━━━ Listed records ━━━
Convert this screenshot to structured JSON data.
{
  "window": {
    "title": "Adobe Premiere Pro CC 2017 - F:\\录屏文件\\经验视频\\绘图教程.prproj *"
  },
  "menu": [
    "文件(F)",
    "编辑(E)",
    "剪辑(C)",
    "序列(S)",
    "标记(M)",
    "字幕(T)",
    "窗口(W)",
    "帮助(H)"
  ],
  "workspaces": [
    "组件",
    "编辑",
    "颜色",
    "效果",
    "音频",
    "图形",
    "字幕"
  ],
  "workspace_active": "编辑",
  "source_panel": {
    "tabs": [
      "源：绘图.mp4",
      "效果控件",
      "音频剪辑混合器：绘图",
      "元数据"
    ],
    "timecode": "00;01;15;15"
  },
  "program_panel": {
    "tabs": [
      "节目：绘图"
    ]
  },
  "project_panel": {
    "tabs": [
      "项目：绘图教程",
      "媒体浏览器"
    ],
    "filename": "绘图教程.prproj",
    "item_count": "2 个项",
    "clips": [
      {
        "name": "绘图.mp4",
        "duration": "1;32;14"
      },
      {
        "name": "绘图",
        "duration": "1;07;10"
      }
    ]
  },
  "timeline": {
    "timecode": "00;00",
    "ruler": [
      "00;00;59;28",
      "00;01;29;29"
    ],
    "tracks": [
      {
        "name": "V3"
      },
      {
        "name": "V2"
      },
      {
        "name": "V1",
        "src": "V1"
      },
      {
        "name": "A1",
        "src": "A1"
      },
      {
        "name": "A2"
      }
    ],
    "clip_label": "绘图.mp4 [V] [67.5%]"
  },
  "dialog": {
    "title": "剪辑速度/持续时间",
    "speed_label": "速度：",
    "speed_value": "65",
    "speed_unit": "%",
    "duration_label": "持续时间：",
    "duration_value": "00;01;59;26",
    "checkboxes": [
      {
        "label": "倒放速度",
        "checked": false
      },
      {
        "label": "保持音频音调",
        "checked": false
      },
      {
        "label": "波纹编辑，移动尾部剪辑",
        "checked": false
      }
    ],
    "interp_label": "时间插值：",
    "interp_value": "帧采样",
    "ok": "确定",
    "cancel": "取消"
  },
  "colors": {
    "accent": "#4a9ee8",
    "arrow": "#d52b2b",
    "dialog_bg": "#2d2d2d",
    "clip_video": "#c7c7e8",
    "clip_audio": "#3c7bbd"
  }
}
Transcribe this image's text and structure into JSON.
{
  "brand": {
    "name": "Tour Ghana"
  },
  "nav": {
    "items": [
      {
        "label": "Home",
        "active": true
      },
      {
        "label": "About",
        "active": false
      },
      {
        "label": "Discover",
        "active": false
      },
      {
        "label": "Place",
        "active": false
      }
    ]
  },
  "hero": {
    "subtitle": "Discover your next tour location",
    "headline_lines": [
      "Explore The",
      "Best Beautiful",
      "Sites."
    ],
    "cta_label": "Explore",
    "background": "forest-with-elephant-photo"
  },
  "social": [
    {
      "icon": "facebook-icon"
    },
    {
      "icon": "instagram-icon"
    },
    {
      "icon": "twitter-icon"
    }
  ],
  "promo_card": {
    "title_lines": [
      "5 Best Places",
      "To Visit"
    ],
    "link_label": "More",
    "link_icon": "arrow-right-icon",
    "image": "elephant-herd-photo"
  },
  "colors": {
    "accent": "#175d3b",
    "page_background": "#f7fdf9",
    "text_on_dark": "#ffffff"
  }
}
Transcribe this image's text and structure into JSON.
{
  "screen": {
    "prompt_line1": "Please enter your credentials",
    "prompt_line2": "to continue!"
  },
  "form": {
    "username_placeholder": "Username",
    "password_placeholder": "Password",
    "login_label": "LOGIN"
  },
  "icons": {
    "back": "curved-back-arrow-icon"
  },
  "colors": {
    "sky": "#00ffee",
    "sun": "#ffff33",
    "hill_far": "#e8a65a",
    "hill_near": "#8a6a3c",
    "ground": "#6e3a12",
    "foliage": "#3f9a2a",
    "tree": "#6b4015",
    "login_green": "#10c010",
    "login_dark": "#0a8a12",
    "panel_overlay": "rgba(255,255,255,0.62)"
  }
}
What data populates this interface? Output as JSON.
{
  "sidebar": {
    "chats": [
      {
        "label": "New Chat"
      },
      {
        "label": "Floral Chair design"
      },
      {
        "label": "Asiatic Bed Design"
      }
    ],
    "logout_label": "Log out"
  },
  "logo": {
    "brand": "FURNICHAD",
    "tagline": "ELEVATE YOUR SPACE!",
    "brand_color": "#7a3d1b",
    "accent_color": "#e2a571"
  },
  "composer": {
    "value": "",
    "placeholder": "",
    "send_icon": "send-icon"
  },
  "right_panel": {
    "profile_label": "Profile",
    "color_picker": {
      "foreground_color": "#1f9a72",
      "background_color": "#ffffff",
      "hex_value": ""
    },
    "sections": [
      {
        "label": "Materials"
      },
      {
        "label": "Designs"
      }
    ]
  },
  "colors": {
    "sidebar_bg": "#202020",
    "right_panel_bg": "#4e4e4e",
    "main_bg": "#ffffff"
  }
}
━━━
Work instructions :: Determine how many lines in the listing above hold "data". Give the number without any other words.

Solution to this task :: 2